Thomas Garland Tinsley, who started radio station WITH-AM in 1941 and for many years owned Baltimore's Muzak franchise, died Friday at Johns Hopkins Hospital of respiratory failure.
He was 90 and lived at God's Acres, his estate on Butler Road in Glyndon.
WITH went on the air March 7, 1941, with a broadcast from the stage of the Maryland Theater, featuring seven songwriters represented by the American Society of Composers, Authors and Musicians, which was fighting with the radio networks over copyrights.
As Baltimore's first independent station, according to Robert C. Embry, vice president and general manager in 1941, WITH got approval to play music for which the society controlled the copyrights. The society had withheld permission from network stations, including all of WITH's local competitors, since that January.
Mr. Tinsley sold the station in 1964. By that time he had become owner of the Maryland Music Corp., the local Muzak franchise, which he sold in 1985.
He had also owned a television station in Petersburg, Va., and a radio station in Richmond, Va.
Mr. Embry described Mr. Tinsley as having "a creative mind" and as being "strong on promotions."
At his death, Mr. Tinsley owned both sides of the 500 block oBaltimore Ave. in Towson where he had maintained his own office since 1974. His office on the even side of the block is a one-story, miniature French chateau furnished with French and English antiques. To the rear is a walled garden.
He was active in campaigns to clean up and beautify Towson. In the areas of his properties, he had ornamental trees planted and kept window boxes full of flowers. Last Halloween, costumed employees, amid seasonal decorations, handed out candy.

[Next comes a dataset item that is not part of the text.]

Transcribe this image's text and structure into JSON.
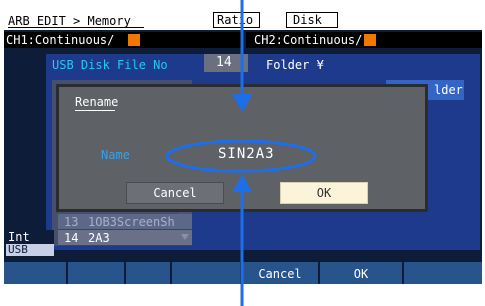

Dr. Barnett Berman, who remained his friend after retiring as his doctor, described Mr. Tinsley as "having an aristocratic bearing, always well-dressed, well-groomed and traveling first class."

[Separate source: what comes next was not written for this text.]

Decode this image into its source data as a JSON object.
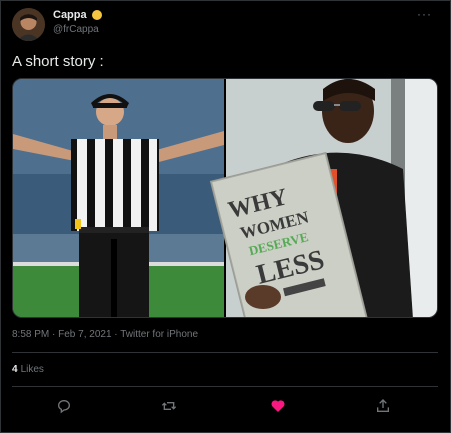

Mr. Tinsley was also interested in horses. He and his wife, the former Margaret Patricia McCord, who died in 1986, gave luncheons before the Grand National and Maryland Hunt Cup races.
In 1971, he bought Landing Party, who twice won the Maryland Hunt Cup, and entered the horse in the Grand National in England that December, but the horse failed in the qualifying races.
Born in Nashville, Tenn., Mr. Tinsley moved to Baltimore in 1913 with his family. A graduate of the Hill School in Pottstown, Pa., he graduated from Yale University in 1927.
In the late 1920s and early 1930s, he worked for various investment banking firms but switched to radio, working for stations in Baltimore before starting WITH.
Clubs and organizations to which he belonged included the Greenspring Valley Hunt Club, the Society of the Cincinnati and the Society of Colonial Wars.
Services were to be held at 11 a.m. today at St. Thomas' Episcopal Church, St. Thomas Lane and Garrison Forest Road in Owings Mills.
He is survived by many nieces and nephews, most of them in the Richmond area.